Montana Governor COVID Free After Staffer Tests Positive

Bullock and Cooney were not considered close contacts of the infected staffer

By Associated Press
Montana Gov. Steve Bullock. Beacon File Photo

HELENA — A staff member in Montana Gov. Steve Bullock’s office tested positive for COVID-19, a spokesperson for the governor said Wednesday, but Bullock and Lt. Gov. Mike Cooney have tested negative for the respiratory virus.

Bullock and Cooney were not considered close contacts of the infected staffer, who has not been in the office this week, spokesperson Erin Loranger said.

Bullock, a Democrat running to unseat Republican U.S. Sen. Steve Daines in a hotly contested race, will not quarantine under advice from the state’s chief medical officer Dr. Greg Holzman. He will continue to be regularly tested over the next few days, Loranger said.

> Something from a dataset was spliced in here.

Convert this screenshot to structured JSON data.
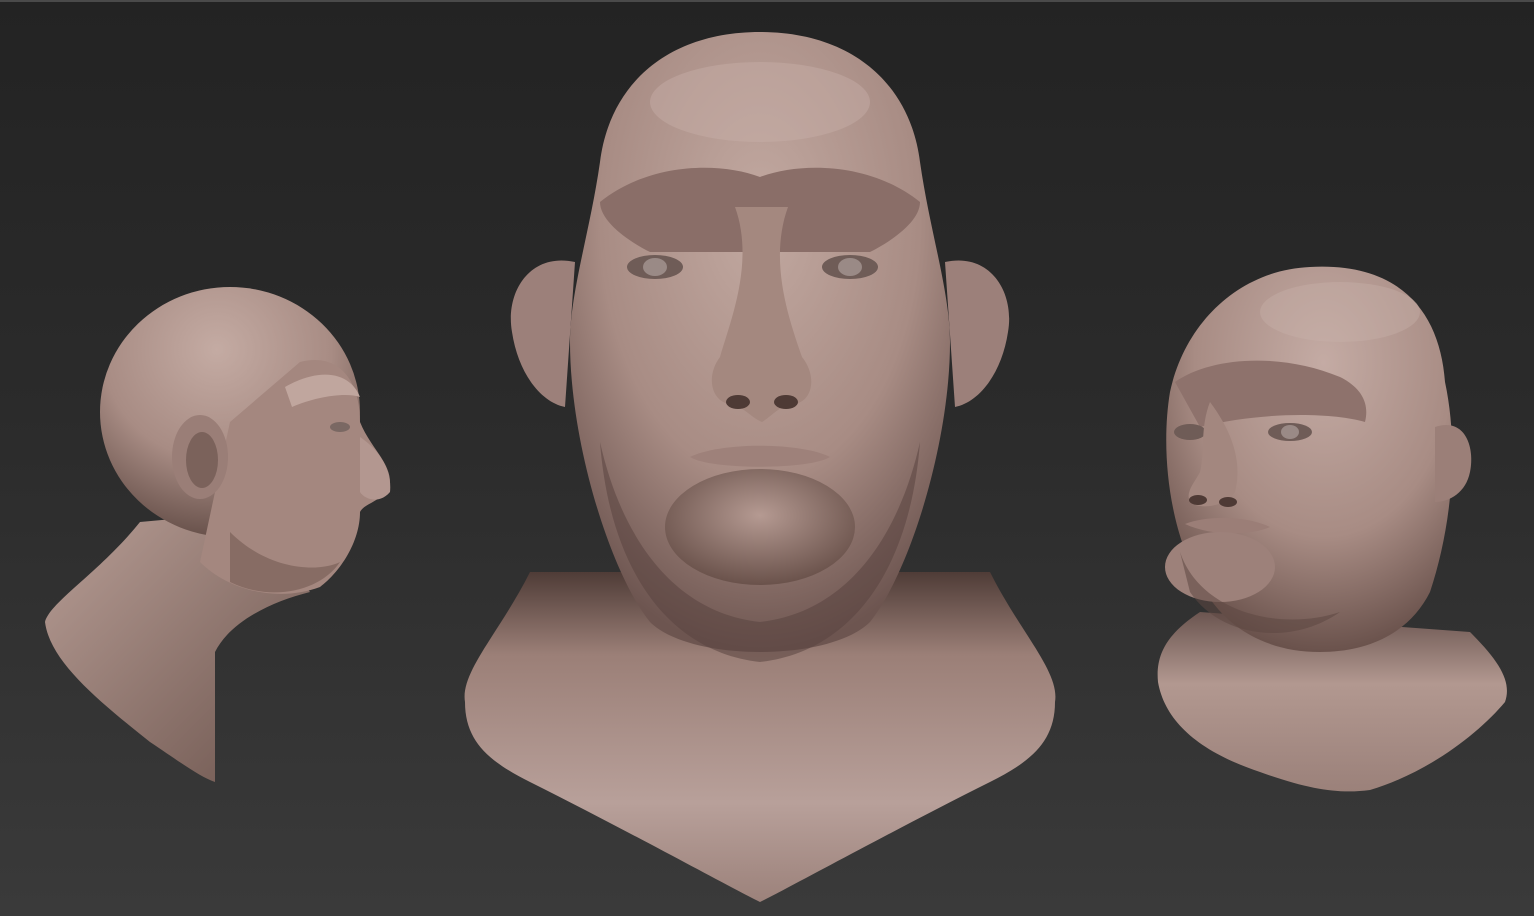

Cooney is the Democrat running for governor against Republican U.S. Rep. Greg Gianforte.

The staff member tested positive for the coronavirus after experiencing symptoms, Loranger said. Four additional staff members in the governor’s office are considered close contacts and will remain in quarantine for 14 days.

Masks are worn in the governor’s office and all staff members’ temperatures are checked each morning, according to Loranger.

The announcement comes as the COVID-19 case count and hospitalizations in Montana continues to rise.

State health officials reported 632 new coronavirus cases on Wednesday, bringing the total number of cases diagnosed in the state to nearly 30,000. The number of cases is thought to be far higher because not everyone has been tested and people can have COVID-19 without showing symptoms.

Officials reported 325 deaths related to the coronavirus, an increase of 20 from the previous day. The sharp increase accounts for a lag in reporting data, according to a state health department spokesperson. Twelve deaths occurred in Cascade County between Oct. 15-27, the county said. Five of those deaths are still not included in the state’s total.

For most people, the coronavirus causes mild or moderate symptoms, such as fever and cough. For some, especially older adults and people with existing health problems, it can cause more severe illness, including pneumonia, and death.